mbg Editorial Assistant By Abby Moore
mbg Editorial Assistant
Abby Moore is an Editorial Assistant at mindbodygreen. She earned a B.A. in Journalism from The University of Texas at Austin and has previously written for Tribeza magazine.
Asian woman sleeping and well rested in bed

The gut is connected to pretty much every system in the body. Feeling moody? Constantly constipated? Coming down with a cold? The gut could be contributing to all of it.

Now, research from University of Missouri School of Medicine says the gut may also affect sleep regulation—primarily in cases of obstructive sleep apnea (OSA). The study, which was published in the journal Experimental Neurology, found altering the gut microbiome can influence and improve sleep patterns in mice. 

How does the gut microbiome affect sleep?

For this study, researchers started with two groups of mice: one group breathed normally, while the other was given what mimicked human OSA. 

After six weeks, researchers introduced a third group of mice and gave them each fecal transplants. Half of the mice received a fecal transplant from the normal breathing group, while the others received a fecal transplant from the apnea group. The sleep patterns of this third group were then monitored for three days.

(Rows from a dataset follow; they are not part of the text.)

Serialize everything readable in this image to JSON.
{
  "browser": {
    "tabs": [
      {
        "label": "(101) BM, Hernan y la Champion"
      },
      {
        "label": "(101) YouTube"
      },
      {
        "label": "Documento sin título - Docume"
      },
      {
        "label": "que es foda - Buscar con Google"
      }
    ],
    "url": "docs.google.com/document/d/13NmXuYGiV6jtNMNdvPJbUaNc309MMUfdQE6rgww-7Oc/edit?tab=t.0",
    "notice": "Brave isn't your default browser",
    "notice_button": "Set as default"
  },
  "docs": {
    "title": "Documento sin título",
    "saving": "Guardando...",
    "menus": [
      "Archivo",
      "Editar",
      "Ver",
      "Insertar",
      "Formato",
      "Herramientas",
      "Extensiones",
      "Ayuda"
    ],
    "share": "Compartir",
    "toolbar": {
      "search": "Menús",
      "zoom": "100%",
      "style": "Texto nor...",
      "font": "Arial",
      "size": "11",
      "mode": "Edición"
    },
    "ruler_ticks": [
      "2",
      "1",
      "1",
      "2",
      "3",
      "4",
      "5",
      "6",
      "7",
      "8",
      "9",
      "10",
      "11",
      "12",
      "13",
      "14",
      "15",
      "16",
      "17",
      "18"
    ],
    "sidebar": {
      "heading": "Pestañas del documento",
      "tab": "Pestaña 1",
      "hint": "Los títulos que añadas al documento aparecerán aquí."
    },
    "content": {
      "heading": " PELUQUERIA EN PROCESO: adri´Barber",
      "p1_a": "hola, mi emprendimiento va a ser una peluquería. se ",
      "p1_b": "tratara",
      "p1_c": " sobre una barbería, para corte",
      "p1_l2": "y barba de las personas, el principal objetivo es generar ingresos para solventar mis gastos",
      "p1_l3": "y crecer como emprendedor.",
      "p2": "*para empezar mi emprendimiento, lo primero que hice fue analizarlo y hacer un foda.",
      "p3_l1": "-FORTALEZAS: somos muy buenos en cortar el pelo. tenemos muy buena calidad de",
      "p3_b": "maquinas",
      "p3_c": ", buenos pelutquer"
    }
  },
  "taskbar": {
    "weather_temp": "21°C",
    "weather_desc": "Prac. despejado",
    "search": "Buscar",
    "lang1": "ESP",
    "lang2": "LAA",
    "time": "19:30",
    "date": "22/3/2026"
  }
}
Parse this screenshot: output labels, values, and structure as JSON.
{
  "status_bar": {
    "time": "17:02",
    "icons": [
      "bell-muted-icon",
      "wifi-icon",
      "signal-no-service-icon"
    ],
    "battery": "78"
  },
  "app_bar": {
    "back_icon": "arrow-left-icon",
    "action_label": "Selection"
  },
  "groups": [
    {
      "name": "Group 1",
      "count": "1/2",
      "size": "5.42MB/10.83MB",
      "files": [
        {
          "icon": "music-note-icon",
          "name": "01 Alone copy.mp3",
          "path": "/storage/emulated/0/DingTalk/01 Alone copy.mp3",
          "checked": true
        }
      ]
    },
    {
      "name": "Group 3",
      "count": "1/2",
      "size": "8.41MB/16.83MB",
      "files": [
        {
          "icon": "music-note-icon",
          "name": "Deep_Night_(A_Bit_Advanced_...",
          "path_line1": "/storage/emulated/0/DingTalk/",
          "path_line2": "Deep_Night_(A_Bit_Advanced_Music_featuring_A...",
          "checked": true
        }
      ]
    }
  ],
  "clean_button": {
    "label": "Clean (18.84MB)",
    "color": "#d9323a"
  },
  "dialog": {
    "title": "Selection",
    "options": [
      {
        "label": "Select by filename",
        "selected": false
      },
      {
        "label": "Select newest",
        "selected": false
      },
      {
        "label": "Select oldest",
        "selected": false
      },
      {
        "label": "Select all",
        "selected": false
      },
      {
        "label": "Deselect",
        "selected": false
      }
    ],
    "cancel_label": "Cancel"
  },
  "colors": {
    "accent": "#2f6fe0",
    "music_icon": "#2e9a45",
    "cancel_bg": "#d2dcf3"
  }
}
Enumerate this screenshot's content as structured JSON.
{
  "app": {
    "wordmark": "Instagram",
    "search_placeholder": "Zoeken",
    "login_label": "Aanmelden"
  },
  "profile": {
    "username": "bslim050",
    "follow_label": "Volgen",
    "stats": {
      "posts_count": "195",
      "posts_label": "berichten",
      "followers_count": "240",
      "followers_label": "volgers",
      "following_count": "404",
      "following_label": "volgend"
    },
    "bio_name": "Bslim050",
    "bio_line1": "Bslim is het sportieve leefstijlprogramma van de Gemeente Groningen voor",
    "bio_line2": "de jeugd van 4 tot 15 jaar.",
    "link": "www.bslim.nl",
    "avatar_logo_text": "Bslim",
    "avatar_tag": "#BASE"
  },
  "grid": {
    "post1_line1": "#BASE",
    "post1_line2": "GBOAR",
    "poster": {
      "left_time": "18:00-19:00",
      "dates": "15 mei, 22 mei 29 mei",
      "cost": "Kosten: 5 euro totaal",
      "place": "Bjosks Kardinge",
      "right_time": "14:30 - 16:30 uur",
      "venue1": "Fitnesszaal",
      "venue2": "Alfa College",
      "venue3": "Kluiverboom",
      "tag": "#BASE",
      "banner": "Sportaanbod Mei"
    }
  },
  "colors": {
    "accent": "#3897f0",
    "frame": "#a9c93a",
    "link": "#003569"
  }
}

Those who received microbiota from the apnea group showed signs of increased tiredness, including longer sleep periods and more frequent napping throughout the day. The other group slept normally. 

Advertisement

So, what's next for the research?

Lead researcher David Gozal, M.D., says that this study shows that manipulating the gut microbiome could eventually help prevent and manage sleep apnea issues. 

"For example, if we combine continuous positive airway pressure (CPAP) with customized probiotics that change the patient's gut microbiome," he says, "we might be able to eliminate some of the tiredness and fatigue, and reduce the likelihood of the comorbidities associated with OSA that affect cognition, memory, cardiovascular disease or metabolic dysfunction."

However promising, this preliminary research was conducted on animals, so more research is needed to verify the results in humans. Once that happens, Gozal says "then this is a major movement forward in the way we treat OSA."

Want your passion for wellness to change the world? Become A Functional Nutrition Coach! Enroll today to join our upcoming live office hours.

Advertisement

More On This Topic

Beat Inflammation

Beat Inflammation
More Health

Popular Stories

Advertisement

Latest Articles

Latest Articles
Advertisement

Sites We Love

Your article and new folder have been saved!